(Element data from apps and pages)
┏━━

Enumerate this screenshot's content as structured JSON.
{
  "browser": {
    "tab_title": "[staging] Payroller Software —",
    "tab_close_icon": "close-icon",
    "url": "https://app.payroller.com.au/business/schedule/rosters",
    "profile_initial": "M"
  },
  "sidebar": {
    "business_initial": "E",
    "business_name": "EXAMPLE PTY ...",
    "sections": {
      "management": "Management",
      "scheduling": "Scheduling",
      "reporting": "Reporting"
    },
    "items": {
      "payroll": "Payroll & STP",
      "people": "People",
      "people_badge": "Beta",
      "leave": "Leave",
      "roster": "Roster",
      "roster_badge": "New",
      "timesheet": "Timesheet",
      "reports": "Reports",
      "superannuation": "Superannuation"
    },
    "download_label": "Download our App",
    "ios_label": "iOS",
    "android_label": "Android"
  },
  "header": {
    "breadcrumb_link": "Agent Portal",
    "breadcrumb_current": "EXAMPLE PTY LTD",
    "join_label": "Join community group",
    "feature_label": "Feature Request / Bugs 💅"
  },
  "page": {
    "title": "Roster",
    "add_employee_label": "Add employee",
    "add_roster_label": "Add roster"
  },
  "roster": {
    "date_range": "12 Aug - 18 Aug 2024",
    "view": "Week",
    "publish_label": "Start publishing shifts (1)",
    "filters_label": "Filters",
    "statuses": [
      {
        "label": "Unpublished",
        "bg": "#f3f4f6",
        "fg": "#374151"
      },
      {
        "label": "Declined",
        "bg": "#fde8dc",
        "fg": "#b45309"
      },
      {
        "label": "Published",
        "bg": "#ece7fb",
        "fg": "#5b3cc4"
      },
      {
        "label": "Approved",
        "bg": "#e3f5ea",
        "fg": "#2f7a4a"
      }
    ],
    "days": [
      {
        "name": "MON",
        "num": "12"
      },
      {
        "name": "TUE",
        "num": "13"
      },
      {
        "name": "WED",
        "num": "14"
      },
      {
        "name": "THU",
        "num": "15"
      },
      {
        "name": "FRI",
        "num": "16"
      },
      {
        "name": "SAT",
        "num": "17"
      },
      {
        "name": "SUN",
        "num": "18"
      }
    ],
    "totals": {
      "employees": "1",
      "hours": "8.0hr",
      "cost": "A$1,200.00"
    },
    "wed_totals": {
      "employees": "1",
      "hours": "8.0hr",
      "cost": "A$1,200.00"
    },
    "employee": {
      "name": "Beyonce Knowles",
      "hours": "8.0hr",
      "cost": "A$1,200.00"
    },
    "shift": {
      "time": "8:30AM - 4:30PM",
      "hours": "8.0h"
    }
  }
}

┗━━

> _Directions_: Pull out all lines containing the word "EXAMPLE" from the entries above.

> _Expected answer_:
    "business_name": "EXAMPLE PTY ...",
    "breadcrumb_current": "EXAMPLE PTY LTD",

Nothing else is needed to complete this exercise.